Perhaps more surprising is that the report directly attacks tax-exemption as part of the problem. In essence, the report argues that tax-exemption and its related tax benefits (e.g., the contributions deduction) facilitated the risky investment strategies. Again, a few quotes:
- As major property holders in their communities, the six schools in our study own tax-exempt real estate worth more than $10.6 billion, yet collectively they made negotiated payments in lieu of taxes (PILOTs) totaling less than 5% of the $235 million in taxes they would owe if they did not have the privilege of their tax-exempt status. Some schools make no PILOTs whatsoever.
- Gifts to endowment are tax-deductible to donors, and investment gains and income that endowments generate are tax-exempt. Endowment managers can therefore rapidly trade without considering the potential tax consequences of their investment decisions.
- Tax-exempt bonds have allowed colleges to borrow at low interest rates while keeping their endowment assets fully invested in high-risk, high-return investments. Endowments pocket the difference in yields tax free, while investors in tax-exempt bonds also receive favorable tax treatment on income. Congressional leaders and the Congressional Budget Office are exploring how colleges benefit from this indirect tax arbitrage when they use tax-exempt bond proceeds for operating expenses in order to use other investments to chase higher rates of return. Because of the excessive levels of illiquidity in their investment portfolios, colleges have increasingly turned to the bond markets for cash.
Not surprisingly, the report recommends wholesale changes in endowment investment strategies. "Endowments need to foster greater resilience in times of crisis by investing in assets with greater liquidity and lower volatility, and a portion of excess returns generated during good times needs to be set aside in rainy-day funds for the bad. But more fundamentally, endowments need to pursue “responsible returns” that remain true to their public purpose and nonprofit mission as tax-exempt institutions of higher learning. By integrating sustainability factors into investment decisions and becoming more active owners of their assets, endowments can begin to seize the opportunities of long-term responsible stewardship."

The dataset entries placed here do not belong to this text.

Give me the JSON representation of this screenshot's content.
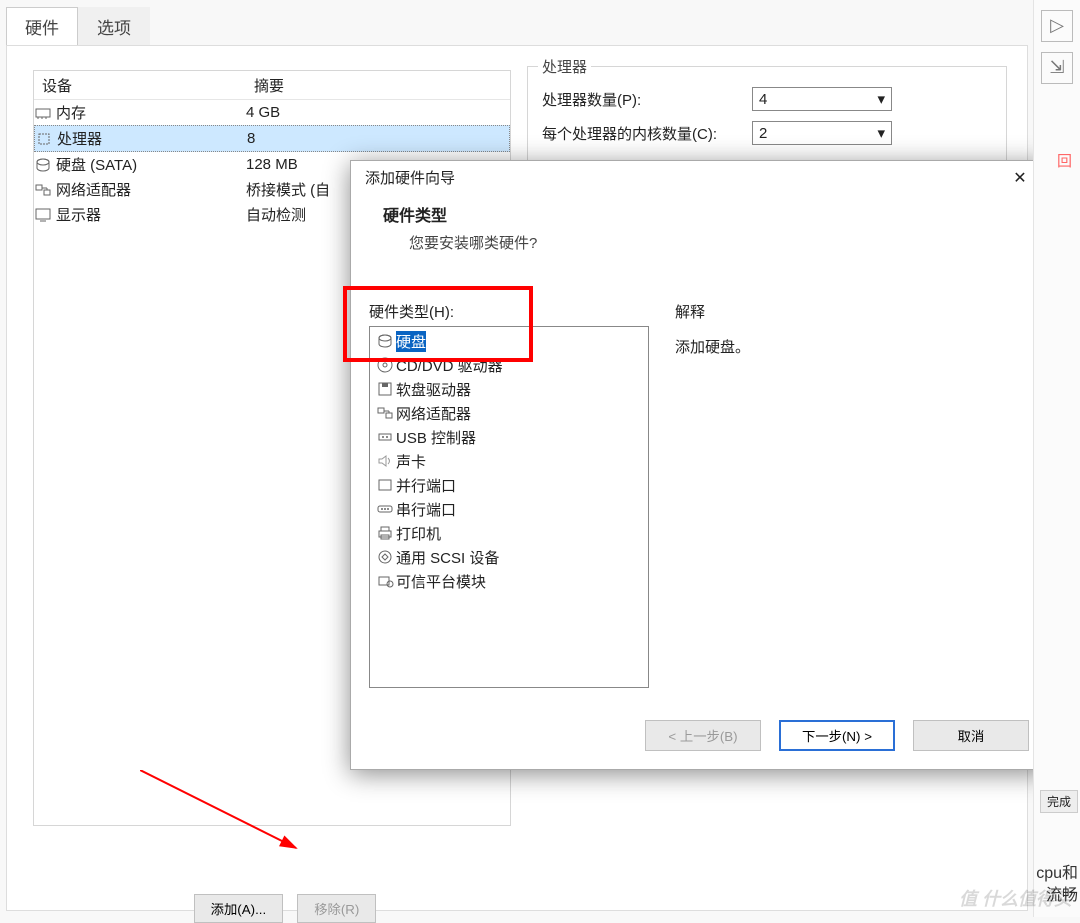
{
  "tabs": [
    "硬件",
    "选项"
  ],
  "cols": [
    "设备",
    "摘要"
  ],
  "devices": [
    {
      "name": "内存",
      "summary": "4 GB",
      "icon": "ram"
    },
    {
      "name": "处理器",
      "summary": "8",
      "icon": "cpu",
      "selected": true
    },
    {
      "name": "硬盘 (SATA)",
      "summary": "128 MB",
      "icon": "disk"
    },
    {
      "name": "网络适配器",
      "summary": "桥接模式 (自",
      "icon": "net"
    },
    {
      "name": "显示器",
      "summary": "自动检测",
      "icon": "display"
    }
  ],
  "right": {
    "legend": "处理器",
    "row1": "处理器数量(P):",
    "val1": "4",
    "row2": "每个处理器的内核数量(C):",
    "val2": "2"
  },
  "add_btn": "添加(A)...",
  "remove_btn": "移除(R)",
  "modal": {
    "title": "添加硬件向导",
    "heading": "硬件类型",
    "question": "您要安装哪类硬件?",
    "list_label": "硬件类型(H):",
    "items": [
      {
        "label": "硬盘",
        "icon": "disk",
        "selected": true
      },
      {
        "label": "CD/DVD 驱动器",
        "icon": "cd"
      },
      {
        "label": "软盘驱动器",
        "icon": "floppy"
      },
      {
        "label": "网络适配器",
        "icon": "net"
      },
      {
        "label": "USB 控制器",
        "icon": "usb"
      },
      {
        "label": "声卡",
        "icon": "sound"
      },
      {
        "label": "并行端口",
        "icon": "port"
      },
      {
        "label": "串行端口",
        "icon": "serial"
      },
      {
        "label": "打印机",
        "icon": "printer"
      },
      {
        "label": "通用 SCSI 设备",
        "icon": "scsi"
      },
      {
        "label": "可信平台模块",
        "icon": "tpm"
      }
    ],
    "explain_label": "解释",
    "explain_text": "添加硬盘。",
    "back": "< 上一步(B)",
    "next": "下一步(N) >",
    "cancel": "取消"
  },
  "side_text": {
    "a": "回",
    "b": "cpu和",
    "c": "流畅",
    "d": "完成"
  },
  "watermark": "值 什么值得买"
}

While I don't necessarily agree with all the points made in the report, it does generate a lot of food for thought. For example, the decline in value of endowments has been reported to death, but the press has generally ignored the collateral consequences (layoffs, salary reductions, etc.) that the endowment "crashes" caused in their local communities. On the other hand, the big profits made in the boom years almost certainly helped create a boom in the local economies at the time. So, I wonder: should tax-exempt organizations adopt more conservative ("sustainable" in the words of the report) investment strategies because of their quasi-public role? I frankly don't know about this one; I'll have to cogitate on it some . . .